The third adjustment is the method by which the operation of a classifier is controlled while the plant is running. The addition of water is always necessary because the ball mill discharge seldom contains less than 70% of solids while a classifier is never run with more than 50% of solids. The effect of the addition of water to a classifier is to determine the rate at which the solids will settle ; in a thick pulp they will settle more slowly than a thin one. It follows that the coarser the overflow product required, the thicker should be the pulp, and vice versa. It must be understood that an increase in the volume of water, provided that the tonnage of solids remains the same, does not tend to carry coarser particles of ore past the overflow lip ; it has exactly the reverse effect—it increases the settling rate and makes the overflow finer.

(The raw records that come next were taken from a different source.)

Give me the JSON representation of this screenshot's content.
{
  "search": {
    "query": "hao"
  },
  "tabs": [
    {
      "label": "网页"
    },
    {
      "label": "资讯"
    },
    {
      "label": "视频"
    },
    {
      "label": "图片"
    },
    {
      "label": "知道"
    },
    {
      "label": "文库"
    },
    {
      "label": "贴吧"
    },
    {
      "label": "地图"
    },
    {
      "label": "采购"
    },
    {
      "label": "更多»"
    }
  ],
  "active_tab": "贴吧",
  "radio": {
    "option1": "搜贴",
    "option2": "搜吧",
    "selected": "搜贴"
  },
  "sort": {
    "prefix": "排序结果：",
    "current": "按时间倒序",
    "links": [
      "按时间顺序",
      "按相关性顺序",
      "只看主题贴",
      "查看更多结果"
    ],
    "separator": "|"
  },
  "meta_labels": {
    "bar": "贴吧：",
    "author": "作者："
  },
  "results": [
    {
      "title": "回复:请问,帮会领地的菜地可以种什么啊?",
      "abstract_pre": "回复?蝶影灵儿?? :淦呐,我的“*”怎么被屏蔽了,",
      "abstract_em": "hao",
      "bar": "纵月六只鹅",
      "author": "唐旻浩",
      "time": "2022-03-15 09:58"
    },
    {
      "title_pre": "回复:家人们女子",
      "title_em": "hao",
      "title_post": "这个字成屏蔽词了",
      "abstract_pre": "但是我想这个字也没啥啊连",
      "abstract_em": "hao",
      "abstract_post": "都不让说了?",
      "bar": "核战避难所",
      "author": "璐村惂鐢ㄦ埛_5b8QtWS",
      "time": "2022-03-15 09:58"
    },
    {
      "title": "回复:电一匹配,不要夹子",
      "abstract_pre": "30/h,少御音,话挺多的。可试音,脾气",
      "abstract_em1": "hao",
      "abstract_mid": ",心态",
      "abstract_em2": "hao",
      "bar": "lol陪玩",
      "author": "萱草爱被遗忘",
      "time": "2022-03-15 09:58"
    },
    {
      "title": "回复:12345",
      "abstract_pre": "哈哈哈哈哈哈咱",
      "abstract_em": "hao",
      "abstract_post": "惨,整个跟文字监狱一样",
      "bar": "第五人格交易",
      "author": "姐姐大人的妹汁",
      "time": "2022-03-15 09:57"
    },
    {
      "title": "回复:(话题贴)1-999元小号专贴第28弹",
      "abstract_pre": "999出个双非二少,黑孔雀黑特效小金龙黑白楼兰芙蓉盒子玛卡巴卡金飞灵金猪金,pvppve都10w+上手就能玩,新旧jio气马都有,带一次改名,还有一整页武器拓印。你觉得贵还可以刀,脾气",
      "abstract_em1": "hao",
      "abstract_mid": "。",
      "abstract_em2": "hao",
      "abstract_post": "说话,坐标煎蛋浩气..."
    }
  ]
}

It will be seen from Table 14 that a separation finer than 100 mesh is likely to require a pulp in the classifier with less than 20% of solids. Since most flotation machines cannot be run economically with a pulp as thin as this, some means is needed of thickening it before flotation in installations where fine grinding is practised. A thickener can be used for the purpose, but the long contact period of the ore with water frequently results in “over-conditioning” of the pulp or undesirable oxidation of the mineral. The bowl classifier is designed to meet the difficulty and it is considered better to use it whenever possible in preference to a straight classifier followed by a thickener.